For me, FiveThirtyEight does the best all-round US politics podcast, and it's a staple of my pod diet. Nate Silver and his gang combine expertise with likeability. You get great, balanced, nerdy discussions of what's going on, plus the convivial pleasure of hanging out with a group of people who make each other laugh. OK I admit it, I basically I think they're my friends now - after a few listens you will too. Last week's episode on Hillary, 2016, and what it means for 2020, was very good. Talking of which, if you're up for a real deep dive into Why Hillary Lost, read this extraordinary, blistering polemic from Stan Greenberg, the legendary Democratic pollster who worked on Bill Clinton's election victories. Though he refrains from criticising HRC herself, he rips into her campaign. He's furious with Robby Mook, her young campaign manager, for not heeding his warnings. Greenberg was worried all along that Clinton sounded too detached from the anger and alienation of large parts of the electorate ("America is already great" was a hollow refrain). I think in retrospect, he was clearly right, and anyone interested in how to win next time should take heed.

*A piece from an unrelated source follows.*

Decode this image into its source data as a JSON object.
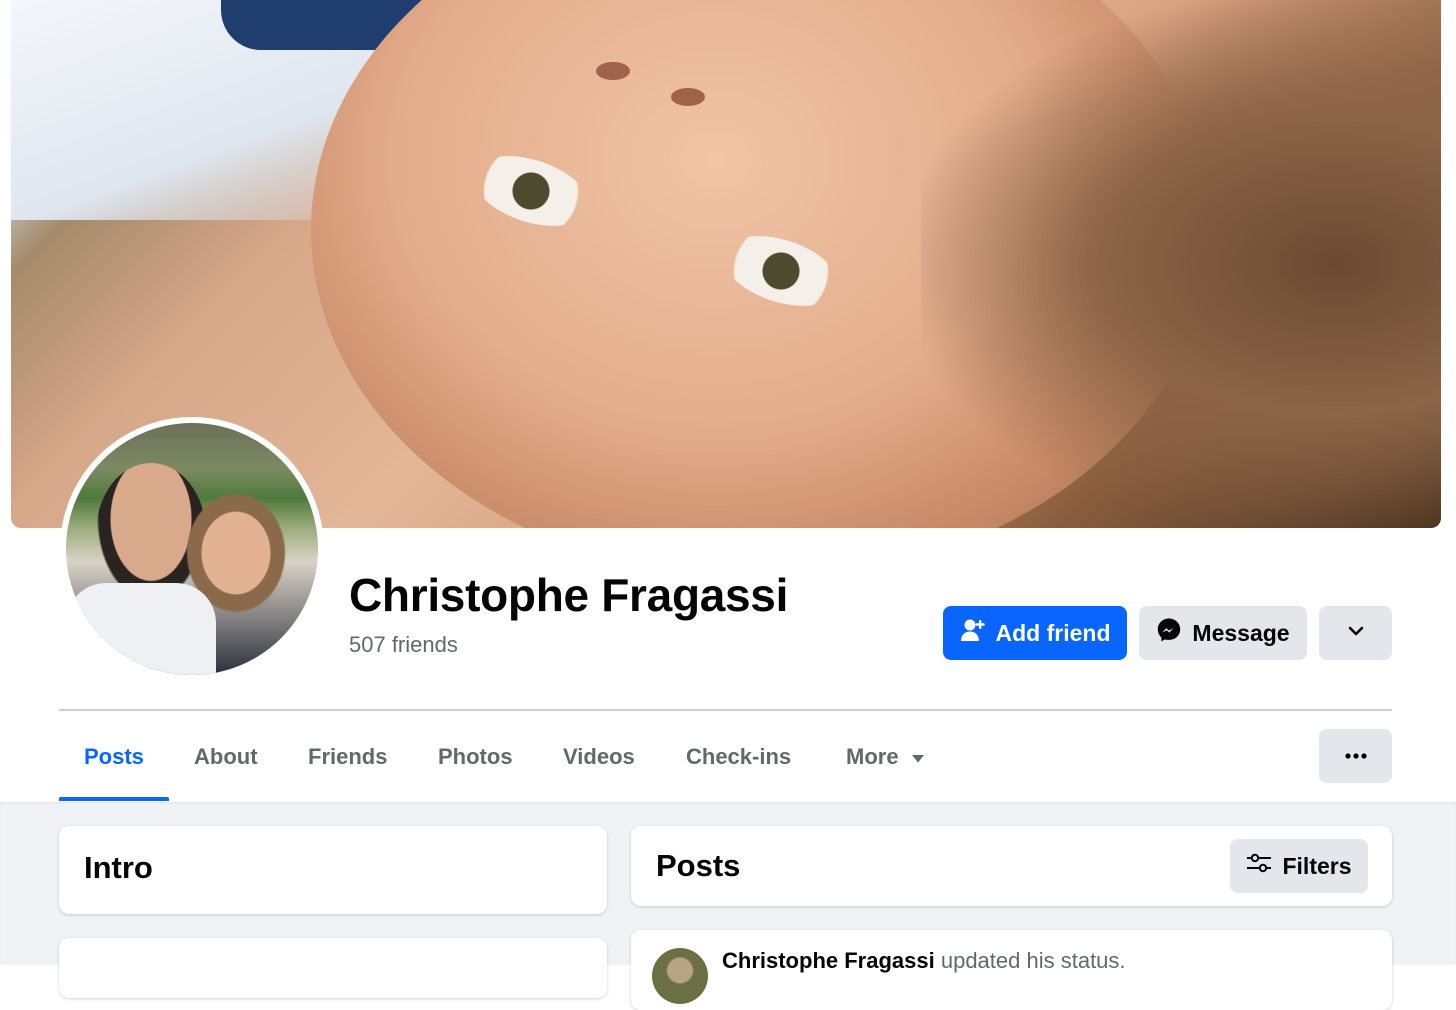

Now online: my review, for last week's New Statesman, of a new book by former England cricketer Mike Brearley, about what it means to be "on form" in sport and life. As you can probably tell, I didn't love it. In fact I hated it to an unreasonable degree (though I hope you can't tell that from the way I write about it). I say unreasonable because while it's not great, it's not terrible. OK it is terrible but it's not that terrible. But reviewing can put you in a dysfunctional relationship with a book. In general I'm a believer in giving up on books you're not enjoying (something I explain here, see #10) but of course, if you're reading a book to review it, you have to carry on, with the result that you become resentful of it, until your (well my) resentment builds, page by page, into a screaming howl of rage. Which I then did my best to swallow.
Somebody has taken Jolene by Dolly Parton and slowed it right down and it sounds amazing, quite possibly - dare I? - better than the original.